In August our ubiquitous president became the nation’s elevator music, always out and about, heard but not really listened to, like audible wallpaper. And now, as Congress returns to resume wrestling with health care reform, we shall see if he continues his August project of proving that the idea of an Ivy League Huey Long is not oxymoronic.
Barack Obama in August became a Huey for today, a rabble rouser with a better tailor, an unrumpled and modulated tribune of downtrodden Americans, telling them that opponents of his reform plan—which actually does not yet exist—are fearmongers employing scare tactics.
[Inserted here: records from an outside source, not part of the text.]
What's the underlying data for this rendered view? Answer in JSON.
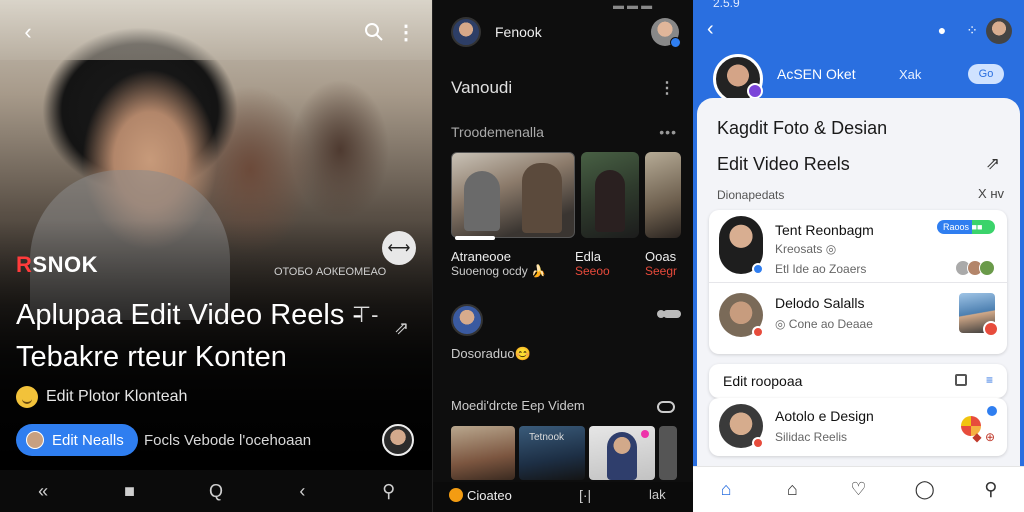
{
  "panel1": {
    "brand_prefix": "R",
    "brand_rest": "SNOK",
    "caption": "ОТОБО АОКЕОМЕАО",
    "title": "Aplupaa Edit Video Reels - Tebakre rteur Konten",
    "title_tail": "⊤-",
    "subtitle": "Edit Plotor Klonteah",
    "cta_label": "Edit Nealls",
    "cta_side": "Focls Vebode l'ocehoaan",
    "icons": {
      "back": "‹",
      "more": "⋮",
      "swap": "⟷",
      "share": "⇗"
    },
    "nav": [
      "«",
      "■",
      "Q",
      "‹",
      "⚲"
    ]
  },
  "panel2": {
    "status": "▬  ▬ ▬",
    "profile_name": "Fenook",
    "section_title": "Vanoudi",
    "section_more": "⋮",
    "recents_label": "Troodemenalla",
    "recents_more": "•••",
    "thumbs": [
      {
        "name": "Atraneooe",
        "sub": "Suoenog ocdy 🍌"
      },
      {
        "name": "Edla",
        "sub": "Seeoo"
      },
      {
        "name": "Ooas",
        "sub": "Seegr"
      }
    ],
    "row_label": "Dosoraduo😊",
    "strip_label": "Moedi'drcte Eep Videm",
    "strip_text": "Tetnook",
    "nav_label": "Cioateo",
    "nav_b": "[·|",
    "nav_c": "lak"
  },
  "panel3": {
    "status": "2.5.9",
    "user_name": "AcSEN Oket",
    "user_tag": "Xak",
    "pill": "Go",
    "title1": "Kagdit Foto & Desian",
    "title2": "Edit Video Reels",
    "share": "⇗",
    "meta": "Dionapedats",
    "meta_x": "X ʜv",
    "card_rows": [
      {
        "name": "Tent Reonbagm",
        "sub1": "Kreosats ◎",
        "sub2": "Etl Ide ao Zoaers",
        "pill": "Raoos ■■"
      },
      {
        "name": "Delodo Salalls",
        "sub": "◎ Cone ao Deaae"
      }
    ],
    "section_label": "Edit roopoaa",
    "section_icon": "≡",
    "feature": {
      "name": "Aotolo e Design",
      "sub": "Silidac Reelis",
      "note": "◆ ⊕"
    },
    "nav": [
      "⌂",
      "⌂",
      "♡",
      "◯",
      "⚲"
    ]
  }
}
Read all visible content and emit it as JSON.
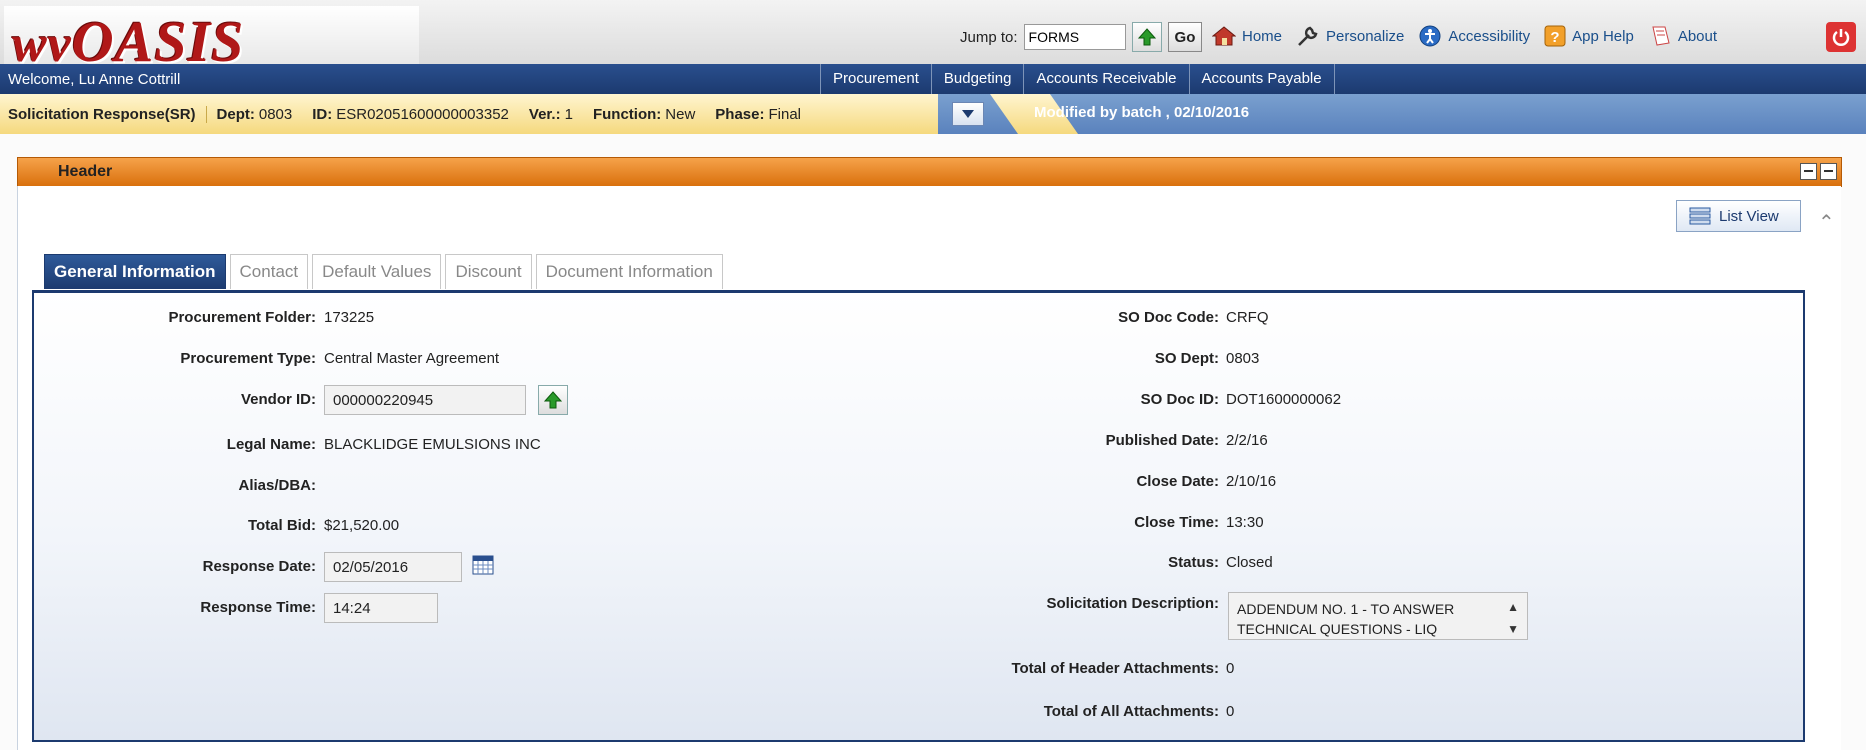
{
  "app": {
    "logo_text_wv": "wv",
    "logo_text_main": "OASIS",
    "jump_label": "Jump to:",
    "jump_value": "FORMS",
    "go_label": "Go",
    "top_links": [
      "Home",
      "Personalize",
      "Accessibility",
      "App Help",
      "About"
    ]
  },
  "nav": {
    "welcome": "Welcome, Lu Anne Cottrill",
    "menus": [
      "Procurement",
      "Budgeting",
      "Accounts Receivable",
      "Accounts Payable"
    ]
  },
  "docbar": {
    "doc_type": "Solicitation Response(SR)",
    "dept_label": "Dept:",
    "dept": "0803",
    "id_label": "ID:",
    "id": "ESR02051600000003352",
    "ver_label": "Ver.:",
    "ver": "1",
    "function_label": "Function:",
    "function": "New",
    "phase_label": "Phase:",
    "phase": "Final",
    "modified": "Modified by batch , 02/10/2016"
  },
  "section": {
    "header_title": "Header",
    "list_view": "List View"
  },
  "tabs": [
    "General Information",
    "Contact",
    "Default Values",
    "Discount",
    "Document Information"
  ],
  "form": {
    "procurement_folder": {
      "label": "Procurement Folder:",
      "value": "173225"
    },
    "procurement_type": {
      "label": "Procurement Type:",
      "value": "Central Master Agreement"
    },
    "vendor_id": {
      "label": "Vendor ID:",
      "value": "000000220945"
    },
    "legal_name": {
      "label": "Legal Name:",
      "value": "BLACKLIDGE EMULSIONS INC"
    },
    "alias_dba": {
      "label": "Alias/DBA:",
      "value": ""
    },
    "total_bid": {
      "label": "Total Bid:",
      "value": "$21,520.00"
    },
    "response_date": {
      "label": "Response Date:",
      "value": "02/05/2016"
    },
    "response_time": {
      "label": "Response Time:",
      "value": "14:24"
    },
    "so_doc_code": {
      "label": "SO Doc Code:",
      "value": "CRFQ"
    },
    "so_dept": {
      "label": "SO Dept:",
      "value": "0803"
    },
    "so_doc_id": {
      "label": "SO Doc ID:",
      "value": "DOT1600000062"
    },
    "published_date": {
      "label": "Published Date:",
      "value": "2/2/16"
    },
    "close_date": {
      "label": "Close Date:",
      "value": "2/10/16"
    },
    "close_time": {
      "label": "Close Time:",
      "value": "13:30"
    },
    "status": {
      "label": "Status:",
      "value": "Closed"
    },
    "solicitation_description": {
      "label": "Solicitation Description:",
      "value": "ADDENDUM NO. 1 - TO ANSWER TECHNICAL QUESTIONS - LIQ"
    },
    "total_header_attachments": {
      "label": "Total of Header Attachments:",
      "value": "0"
    },
    "total_all_attachments": {
      "label": "Total of All Attachments:",
      "value": "0"
    }
  }
}
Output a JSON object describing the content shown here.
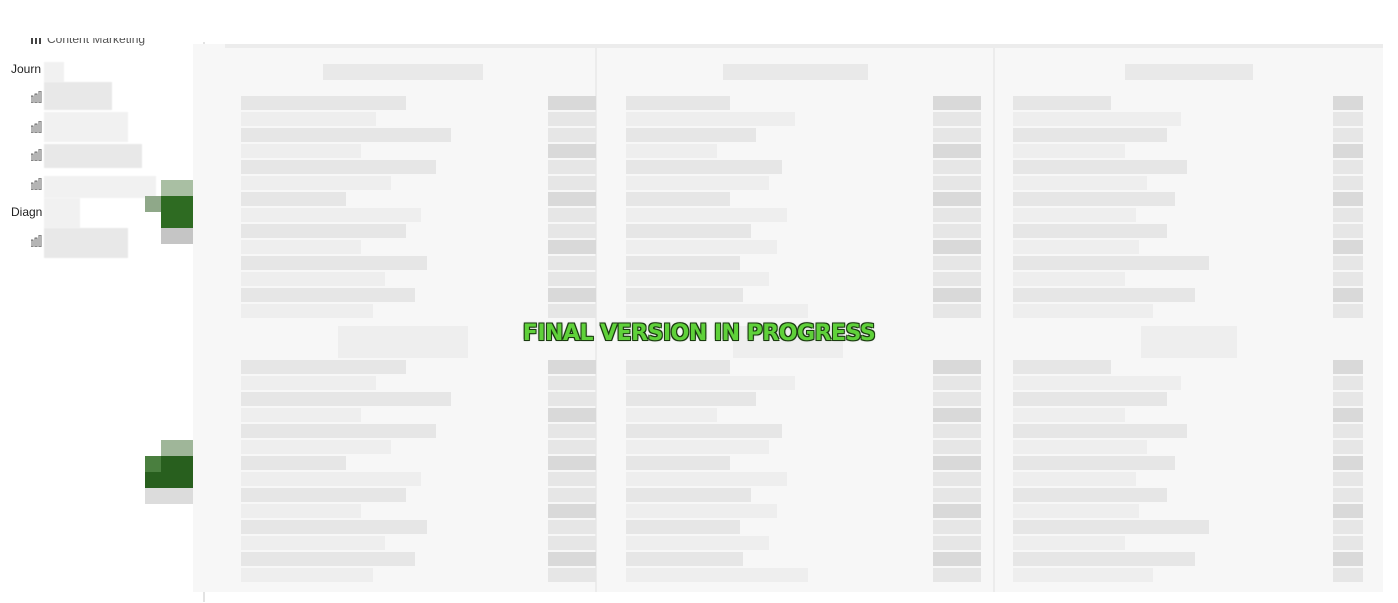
{
  "sidebar": {
    "top_item": "Content Marketing",
    "groups": [
      {
        "label": "Journ",
        "item_count": 4
      },
      {
        "label": "Diagn",
        "item_count": 1
      }
    ],
    "bar_icon": "bar-chart-icon"
  },
  "watermark": {
    "text": "FINAL VERSION IN PROGRESS",
    "color": "#5fd13a"
  },
  "colors": {
    "accent_green": "#2e6b22",
    "panel_bg": "#f7f7f7"
  }
}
He also told Americans to be afraid, very afraid of health-insurance providers because they are dishonest (and will remain so until there is a “public option” to make them “honest”). And to be afraid, very afraid of pediatricians who unnecessarily extract children’s tonsils for monetary rather than medical reasons. And to be afraid, very afraid of doctors generally because so many of them are so rapacious that they prefer lopping off limbs of diabetes patients rather than engaging in lifestyle counseling that for “a pittance” could prevent diabetes.
You read that here a long time ago, last October to be exact, during the campaign:
Huey Long, Louisiana’s colourful governor and senator in the 1920’s and 1930’s, used to talk about “sharing the wealth.” Even Franklin Roosevelt found his redistributionism an embarrassment and even dangerous. Evidently my comparison of Barack Obama with Juan Peron is closer to reality than I thought. And Huey Long is a lot closer to home than Juan Peron.
The big problem here is that Americans live far, far better than the really poor masses to whom “the Kingfish” addressed his oratory back in the 1920’s and 1930’s. Obama has spent too long organising his community and not enough time lifiting his eyes and looking at where Americans are really at, which is why so many have bucked him on health care.
The one thing he could have done to facilitate nationalising health care is to induce a real collapse in the economy and create mass desperation to which a Huey Long could really speak. His predecessor, whom he blames for just about everything, actually forestalled a total collapse of the financial system. While the setback that actually took place delivered the election to Obama, the crisis that Rahm Emmanuel so gleefully took advantage of isn’t deep enough to facilitate a cakewalk for the health care system.
Something else to blame George Bush for…in private, at least.